Women characteristically develop clinically evident CHD up to 10 years later than men. According to the Framingham Heart Study (FHS), the lifetime risk of developing CHD after age 40 is 49% and 32% in men and women, respectively. While CHD deaths have decreased in men, studies indicate that CHD deaths in women have remained stable or even have increased. After menopause, the rate of CHD is 2-3 times that of premenopausal women who are the same age. Cardiac arrest is about three times greater in men than in women, However, women have lower recovery and survival rates than men.

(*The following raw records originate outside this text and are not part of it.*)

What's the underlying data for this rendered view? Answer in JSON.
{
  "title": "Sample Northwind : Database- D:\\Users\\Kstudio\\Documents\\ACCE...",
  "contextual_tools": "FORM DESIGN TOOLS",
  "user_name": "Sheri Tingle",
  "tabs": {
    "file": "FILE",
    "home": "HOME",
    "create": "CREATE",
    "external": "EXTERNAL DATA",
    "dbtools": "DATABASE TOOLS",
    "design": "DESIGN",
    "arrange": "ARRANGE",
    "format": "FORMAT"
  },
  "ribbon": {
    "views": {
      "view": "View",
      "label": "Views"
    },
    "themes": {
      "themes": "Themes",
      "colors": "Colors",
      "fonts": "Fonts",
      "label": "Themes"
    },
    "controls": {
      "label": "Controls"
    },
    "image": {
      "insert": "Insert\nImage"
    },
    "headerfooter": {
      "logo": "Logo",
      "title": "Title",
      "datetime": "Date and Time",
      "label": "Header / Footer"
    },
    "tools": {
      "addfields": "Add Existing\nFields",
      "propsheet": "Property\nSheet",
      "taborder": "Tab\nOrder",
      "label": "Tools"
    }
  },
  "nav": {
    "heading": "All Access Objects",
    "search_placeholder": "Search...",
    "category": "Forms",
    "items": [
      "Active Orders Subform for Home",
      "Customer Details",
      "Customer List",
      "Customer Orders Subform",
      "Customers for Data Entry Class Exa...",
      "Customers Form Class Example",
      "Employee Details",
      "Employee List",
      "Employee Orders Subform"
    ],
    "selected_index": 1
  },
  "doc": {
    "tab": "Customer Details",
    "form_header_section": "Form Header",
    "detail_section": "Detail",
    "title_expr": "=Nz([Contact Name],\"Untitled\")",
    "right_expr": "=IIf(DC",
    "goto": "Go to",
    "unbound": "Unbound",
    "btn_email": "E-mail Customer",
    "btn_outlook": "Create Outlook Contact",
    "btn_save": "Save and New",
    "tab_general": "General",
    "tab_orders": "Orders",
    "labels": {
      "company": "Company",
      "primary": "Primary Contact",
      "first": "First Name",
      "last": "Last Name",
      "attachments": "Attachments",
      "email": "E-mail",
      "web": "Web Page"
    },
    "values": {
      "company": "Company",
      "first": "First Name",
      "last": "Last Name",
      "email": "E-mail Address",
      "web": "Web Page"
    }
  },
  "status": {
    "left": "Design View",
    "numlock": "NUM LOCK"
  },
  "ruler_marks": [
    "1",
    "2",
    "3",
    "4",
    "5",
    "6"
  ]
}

Studies have shown that low levels of HDL convey a higher risk for CVD in women. Women’s total cholesterol is higher than men’s cholesterol beginning at age 45. As women go through menopause, their lipid profiles change and become more atherogenic. High triglycerides may increase the risk of CVD for women more than for men.
Danbury Dentist Jay M. Marks, DMD, wants you to understand your risks! Your heart is in your hands. Heart disease and stroke are largely preventable if you work to lower your risks. It's important to know that there are a range of factors that can raise your risk of heart disease and stroke. The more risk factors you have, the greater your chances of developing heart disease and having a heart attack or stroke.